● Exercise description
Search the records below for the string "Verträge" and report only the number of lines that contain it.

(Items from an interface collection)
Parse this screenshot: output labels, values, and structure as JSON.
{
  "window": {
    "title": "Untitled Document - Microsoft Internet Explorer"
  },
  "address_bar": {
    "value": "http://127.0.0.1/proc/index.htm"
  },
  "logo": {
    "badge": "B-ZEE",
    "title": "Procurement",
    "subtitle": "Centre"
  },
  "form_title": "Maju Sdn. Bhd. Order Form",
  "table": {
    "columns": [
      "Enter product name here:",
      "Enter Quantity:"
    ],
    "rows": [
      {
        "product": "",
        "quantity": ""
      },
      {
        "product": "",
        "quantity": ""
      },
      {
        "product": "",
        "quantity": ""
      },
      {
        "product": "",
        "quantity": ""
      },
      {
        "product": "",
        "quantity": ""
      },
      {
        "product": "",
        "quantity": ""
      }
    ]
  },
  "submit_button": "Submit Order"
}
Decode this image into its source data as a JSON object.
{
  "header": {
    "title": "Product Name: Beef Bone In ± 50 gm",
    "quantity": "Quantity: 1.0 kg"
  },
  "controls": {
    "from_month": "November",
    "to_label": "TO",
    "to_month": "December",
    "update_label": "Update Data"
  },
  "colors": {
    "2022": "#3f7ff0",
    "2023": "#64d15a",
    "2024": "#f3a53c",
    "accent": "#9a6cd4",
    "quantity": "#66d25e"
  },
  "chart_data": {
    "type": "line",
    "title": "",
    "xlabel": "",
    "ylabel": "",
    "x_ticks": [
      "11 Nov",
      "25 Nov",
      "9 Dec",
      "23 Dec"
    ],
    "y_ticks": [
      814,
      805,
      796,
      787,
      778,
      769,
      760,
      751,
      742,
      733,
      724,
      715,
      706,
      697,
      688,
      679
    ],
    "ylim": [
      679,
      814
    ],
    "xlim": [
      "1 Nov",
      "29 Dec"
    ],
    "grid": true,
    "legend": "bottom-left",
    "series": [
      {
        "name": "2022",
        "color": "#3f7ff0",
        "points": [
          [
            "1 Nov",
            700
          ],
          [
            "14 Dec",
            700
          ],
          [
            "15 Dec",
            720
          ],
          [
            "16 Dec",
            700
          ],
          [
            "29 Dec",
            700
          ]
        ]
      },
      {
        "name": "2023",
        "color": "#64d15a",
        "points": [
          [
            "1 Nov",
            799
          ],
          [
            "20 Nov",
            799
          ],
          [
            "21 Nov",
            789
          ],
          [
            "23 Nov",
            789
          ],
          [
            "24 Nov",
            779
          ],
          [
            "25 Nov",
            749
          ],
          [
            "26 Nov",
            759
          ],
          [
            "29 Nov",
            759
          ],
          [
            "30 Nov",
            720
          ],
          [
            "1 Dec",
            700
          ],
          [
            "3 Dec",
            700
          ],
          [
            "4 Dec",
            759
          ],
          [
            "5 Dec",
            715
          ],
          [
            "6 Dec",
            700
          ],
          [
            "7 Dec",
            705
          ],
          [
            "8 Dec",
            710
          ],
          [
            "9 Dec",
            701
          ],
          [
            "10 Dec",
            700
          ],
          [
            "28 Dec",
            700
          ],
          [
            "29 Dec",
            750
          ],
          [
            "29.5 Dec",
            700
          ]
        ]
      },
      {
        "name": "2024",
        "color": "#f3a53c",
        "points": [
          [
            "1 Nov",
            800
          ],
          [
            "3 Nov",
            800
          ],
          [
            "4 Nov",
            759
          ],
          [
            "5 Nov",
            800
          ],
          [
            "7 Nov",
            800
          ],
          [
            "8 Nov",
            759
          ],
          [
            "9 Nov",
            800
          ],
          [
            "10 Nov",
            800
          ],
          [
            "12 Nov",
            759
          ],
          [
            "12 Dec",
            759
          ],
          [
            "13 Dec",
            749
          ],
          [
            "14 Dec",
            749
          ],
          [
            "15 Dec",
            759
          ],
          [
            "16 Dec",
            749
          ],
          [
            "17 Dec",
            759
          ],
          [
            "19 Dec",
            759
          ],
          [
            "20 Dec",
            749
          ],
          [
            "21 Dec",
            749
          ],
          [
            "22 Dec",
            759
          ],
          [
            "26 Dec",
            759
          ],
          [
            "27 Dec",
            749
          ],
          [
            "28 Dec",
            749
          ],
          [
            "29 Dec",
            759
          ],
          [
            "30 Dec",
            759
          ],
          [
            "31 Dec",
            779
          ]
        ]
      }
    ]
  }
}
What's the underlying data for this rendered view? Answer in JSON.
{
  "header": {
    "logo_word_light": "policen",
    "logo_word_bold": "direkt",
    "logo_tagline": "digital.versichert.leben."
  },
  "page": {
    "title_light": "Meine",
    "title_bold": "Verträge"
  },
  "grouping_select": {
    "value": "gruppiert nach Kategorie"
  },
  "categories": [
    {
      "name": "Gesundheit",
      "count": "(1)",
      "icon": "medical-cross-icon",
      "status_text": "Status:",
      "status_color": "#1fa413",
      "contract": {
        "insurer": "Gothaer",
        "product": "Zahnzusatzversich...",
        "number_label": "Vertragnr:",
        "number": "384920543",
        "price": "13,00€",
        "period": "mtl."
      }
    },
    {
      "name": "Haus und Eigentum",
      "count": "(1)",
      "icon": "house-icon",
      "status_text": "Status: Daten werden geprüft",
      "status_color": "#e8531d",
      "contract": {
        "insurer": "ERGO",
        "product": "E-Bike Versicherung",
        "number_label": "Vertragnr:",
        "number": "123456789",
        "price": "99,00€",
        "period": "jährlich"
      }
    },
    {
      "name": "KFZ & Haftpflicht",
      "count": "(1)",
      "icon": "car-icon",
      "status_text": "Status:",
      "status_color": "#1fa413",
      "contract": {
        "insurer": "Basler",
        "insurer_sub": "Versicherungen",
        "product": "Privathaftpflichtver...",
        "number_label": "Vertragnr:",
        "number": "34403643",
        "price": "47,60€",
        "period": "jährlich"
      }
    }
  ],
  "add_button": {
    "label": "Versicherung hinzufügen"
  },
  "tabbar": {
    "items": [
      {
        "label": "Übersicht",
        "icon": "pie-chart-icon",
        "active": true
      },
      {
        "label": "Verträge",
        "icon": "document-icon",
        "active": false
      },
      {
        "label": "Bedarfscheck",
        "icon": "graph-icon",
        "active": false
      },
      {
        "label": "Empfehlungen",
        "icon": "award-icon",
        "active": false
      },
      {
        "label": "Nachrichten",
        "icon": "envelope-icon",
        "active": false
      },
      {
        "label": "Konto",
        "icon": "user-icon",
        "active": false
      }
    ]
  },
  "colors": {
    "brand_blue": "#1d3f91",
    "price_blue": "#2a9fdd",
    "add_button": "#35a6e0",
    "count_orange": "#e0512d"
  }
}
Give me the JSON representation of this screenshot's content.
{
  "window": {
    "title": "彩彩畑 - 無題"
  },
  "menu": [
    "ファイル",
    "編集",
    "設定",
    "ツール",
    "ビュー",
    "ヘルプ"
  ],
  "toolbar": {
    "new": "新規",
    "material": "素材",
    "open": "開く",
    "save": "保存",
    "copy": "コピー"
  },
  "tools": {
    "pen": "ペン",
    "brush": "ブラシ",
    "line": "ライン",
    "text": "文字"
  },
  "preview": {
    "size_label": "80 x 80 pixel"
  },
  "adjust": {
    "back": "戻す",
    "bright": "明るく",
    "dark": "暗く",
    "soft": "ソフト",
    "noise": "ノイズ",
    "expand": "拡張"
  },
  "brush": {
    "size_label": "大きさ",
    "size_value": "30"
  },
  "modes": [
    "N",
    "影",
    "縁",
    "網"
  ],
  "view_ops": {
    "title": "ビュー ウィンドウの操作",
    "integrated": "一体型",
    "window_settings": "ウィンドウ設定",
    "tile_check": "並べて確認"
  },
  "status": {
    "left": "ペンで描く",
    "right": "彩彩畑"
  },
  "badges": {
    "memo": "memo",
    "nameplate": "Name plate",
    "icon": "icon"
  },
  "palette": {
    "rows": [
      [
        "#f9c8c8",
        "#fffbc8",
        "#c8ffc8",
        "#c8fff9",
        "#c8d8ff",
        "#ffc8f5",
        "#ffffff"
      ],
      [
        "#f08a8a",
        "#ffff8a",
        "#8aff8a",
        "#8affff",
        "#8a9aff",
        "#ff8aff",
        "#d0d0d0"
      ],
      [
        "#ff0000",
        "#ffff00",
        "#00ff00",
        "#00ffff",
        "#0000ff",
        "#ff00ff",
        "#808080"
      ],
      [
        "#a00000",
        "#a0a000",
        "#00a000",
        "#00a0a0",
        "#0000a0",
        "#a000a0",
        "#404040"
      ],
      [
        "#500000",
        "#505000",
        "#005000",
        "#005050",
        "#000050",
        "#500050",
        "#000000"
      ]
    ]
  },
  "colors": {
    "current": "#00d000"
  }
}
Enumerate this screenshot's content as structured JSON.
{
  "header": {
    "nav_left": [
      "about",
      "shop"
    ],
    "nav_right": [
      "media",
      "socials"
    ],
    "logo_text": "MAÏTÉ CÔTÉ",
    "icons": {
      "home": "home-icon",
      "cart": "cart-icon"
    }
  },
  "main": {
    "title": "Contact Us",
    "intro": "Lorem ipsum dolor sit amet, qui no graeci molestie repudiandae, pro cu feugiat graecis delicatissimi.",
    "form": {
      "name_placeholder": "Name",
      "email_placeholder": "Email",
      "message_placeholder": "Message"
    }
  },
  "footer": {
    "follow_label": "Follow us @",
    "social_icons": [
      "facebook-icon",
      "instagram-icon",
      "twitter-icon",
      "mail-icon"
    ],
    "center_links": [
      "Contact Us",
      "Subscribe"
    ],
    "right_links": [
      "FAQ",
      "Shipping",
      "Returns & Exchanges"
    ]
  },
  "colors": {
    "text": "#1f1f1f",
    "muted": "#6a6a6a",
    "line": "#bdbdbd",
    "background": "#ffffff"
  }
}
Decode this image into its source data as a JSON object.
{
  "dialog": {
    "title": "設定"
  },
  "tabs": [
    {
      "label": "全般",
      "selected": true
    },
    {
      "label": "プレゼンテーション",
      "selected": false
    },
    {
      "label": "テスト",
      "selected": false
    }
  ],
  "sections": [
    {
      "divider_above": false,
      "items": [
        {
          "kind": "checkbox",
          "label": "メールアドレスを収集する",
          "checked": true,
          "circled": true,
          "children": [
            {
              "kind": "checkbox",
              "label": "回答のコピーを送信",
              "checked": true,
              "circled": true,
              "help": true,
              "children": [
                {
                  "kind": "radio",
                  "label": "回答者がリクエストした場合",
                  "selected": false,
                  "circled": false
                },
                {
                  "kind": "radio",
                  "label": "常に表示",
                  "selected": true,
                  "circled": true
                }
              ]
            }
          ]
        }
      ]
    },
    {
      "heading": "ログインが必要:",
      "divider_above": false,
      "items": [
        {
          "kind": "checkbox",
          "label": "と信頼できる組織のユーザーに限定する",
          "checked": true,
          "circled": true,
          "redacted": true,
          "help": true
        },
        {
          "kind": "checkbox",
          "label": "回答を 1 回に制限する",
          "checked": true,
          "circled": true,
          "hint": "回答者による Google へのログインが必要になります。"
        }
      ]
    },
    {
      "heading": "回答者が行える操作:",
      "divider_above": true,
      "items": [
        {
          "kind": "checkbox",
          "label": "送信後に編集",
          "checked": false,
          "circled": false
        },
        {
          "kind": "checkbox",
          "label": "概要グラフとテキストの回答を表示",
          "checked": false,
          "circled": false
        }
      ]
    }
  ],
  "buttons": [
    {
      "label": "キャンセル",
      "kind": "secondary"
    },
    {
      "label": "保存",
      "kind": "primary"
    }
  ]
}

● Solution to this exercise
2